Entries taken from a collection
════════════════════
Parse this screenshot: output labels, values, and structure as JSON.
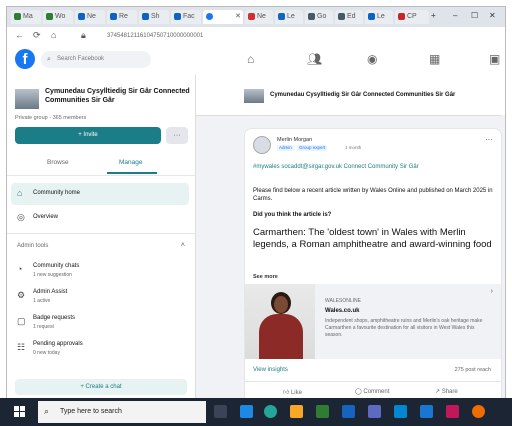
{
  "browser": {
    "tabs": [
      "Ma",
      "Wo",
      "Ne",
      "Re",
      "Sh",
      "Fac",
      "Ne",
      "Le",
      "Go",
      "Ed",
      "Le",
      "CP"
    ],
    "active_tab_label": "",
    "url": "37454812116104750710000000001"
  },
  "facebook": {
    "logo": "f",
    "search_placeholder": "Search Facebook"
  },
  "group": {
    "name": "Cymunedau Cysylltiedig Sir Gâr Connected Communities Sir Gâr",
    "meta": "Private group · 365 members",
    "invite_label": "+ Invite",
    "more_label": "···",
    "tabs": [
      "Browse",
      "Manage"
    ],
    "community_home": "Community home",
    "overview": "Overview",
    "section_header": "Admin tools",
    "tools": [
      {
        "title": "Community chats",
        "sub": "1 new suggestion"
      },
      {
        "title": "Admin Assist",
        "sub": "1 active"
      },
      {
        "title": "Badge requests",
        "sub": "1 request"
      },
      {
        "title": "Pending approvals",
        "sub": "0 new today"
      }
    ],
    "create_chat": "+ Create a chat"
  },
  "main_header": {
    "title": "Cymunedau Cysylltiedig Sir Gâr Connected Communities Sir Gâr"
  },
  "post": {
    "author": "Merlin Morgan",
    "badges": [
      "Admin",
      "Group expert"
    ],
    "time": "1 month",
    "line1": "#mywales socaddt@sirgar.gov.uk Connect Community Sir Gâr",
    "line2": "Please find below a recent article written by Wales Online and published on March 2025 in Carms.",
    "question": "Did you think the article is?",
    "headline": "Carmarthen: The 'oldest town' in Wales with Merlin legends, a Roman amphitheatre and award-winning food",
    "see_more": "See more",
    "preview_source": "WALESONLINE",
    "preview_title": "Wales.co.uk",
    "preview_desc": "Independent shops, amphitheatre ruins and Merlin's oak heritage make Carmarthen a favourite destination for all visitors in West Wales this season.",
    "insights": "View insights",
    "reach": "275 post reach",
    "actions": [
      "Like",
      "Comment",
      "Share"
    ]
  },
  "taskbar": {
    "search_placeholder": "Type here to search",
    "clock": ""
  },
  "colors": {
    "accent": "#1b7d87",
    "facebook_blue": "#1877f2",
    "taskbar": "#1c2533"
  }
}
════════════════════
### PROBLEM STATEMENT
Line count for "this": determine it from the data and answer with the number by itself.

### ANSWER TO THE EXERCISE
2